Unorthodox Behavior and Courage
If you wish to live an unorthodox life, then you must accept that your life is unorthodox — and that it will be perceived as unorthodox. If you cannot accept being unlike others, and also being disliked by them, then it seems to me that you have only two practical choices: give up being unorthodox, or coerce others into “accepting” and “liking” your unorthodox ways. The first response indicates ordinary moral weakness, specifically a lack of courage; the second indicates tyrannical infantilism, which is to say a cowardice so debilitating that its humiliation can only be assuaged by killing all the witnesses.

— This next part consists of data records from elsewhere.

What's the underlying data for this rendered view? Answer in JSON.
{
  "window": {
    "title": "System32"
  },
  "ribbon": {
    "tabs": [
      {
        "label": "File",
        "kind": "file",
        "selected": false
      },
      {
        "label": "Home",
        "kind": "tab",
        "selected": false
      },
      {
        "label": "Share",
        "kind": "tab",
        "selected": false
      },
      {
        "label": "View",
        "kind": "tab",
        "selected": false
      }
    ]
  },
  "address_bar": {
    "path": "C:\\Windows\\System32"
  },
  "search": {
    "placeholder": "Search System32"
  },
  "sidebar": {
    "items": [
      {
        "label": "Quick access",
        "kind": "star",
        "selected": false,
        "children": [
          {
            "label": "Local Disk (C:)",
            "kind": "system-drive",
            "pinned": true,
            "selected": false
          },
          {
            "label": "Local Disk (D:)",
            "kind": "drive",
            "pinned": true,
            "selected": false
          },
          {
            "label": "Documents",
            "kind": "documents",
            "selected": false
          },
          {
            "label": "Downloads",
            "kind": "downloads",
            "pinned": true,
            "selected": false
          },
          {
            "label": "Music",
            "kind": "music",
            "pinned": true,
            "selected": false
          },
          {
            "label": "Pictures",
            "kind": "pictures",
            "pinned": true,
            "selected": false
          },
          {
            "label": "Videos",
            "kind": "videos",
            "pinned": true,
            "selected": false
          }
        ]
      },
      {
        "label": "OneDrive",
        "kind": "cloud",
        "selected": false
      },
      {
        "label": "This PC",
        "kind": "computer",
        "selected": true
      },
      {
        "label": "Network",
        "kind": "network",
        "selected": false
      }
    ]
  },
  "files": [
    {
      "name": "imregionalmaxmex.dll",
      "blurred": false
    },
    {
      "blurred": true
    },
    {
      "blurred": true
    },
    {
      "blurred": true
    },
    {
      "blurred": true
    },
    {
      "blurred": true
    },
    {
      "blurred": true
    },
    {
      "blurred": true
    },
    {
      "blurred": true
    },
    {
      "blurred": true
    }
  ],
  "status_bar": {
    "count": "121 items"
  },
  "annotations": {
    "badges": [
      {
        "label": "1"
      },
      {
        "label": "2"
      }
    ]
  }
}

To the person who would be unorthodox, but only if others will accept and like him for it, I ask, “Why do you care so much about their approval? Why do you need to force them to accept you? Are you, perhaps, not so unorthodox after all? Are you, perhaps, just another all-too-normal comfort-seeker — or not ‘just another,’ but rather one hell-bent on the comfort of the normal, maniacally obsessed with the safety of the collective?”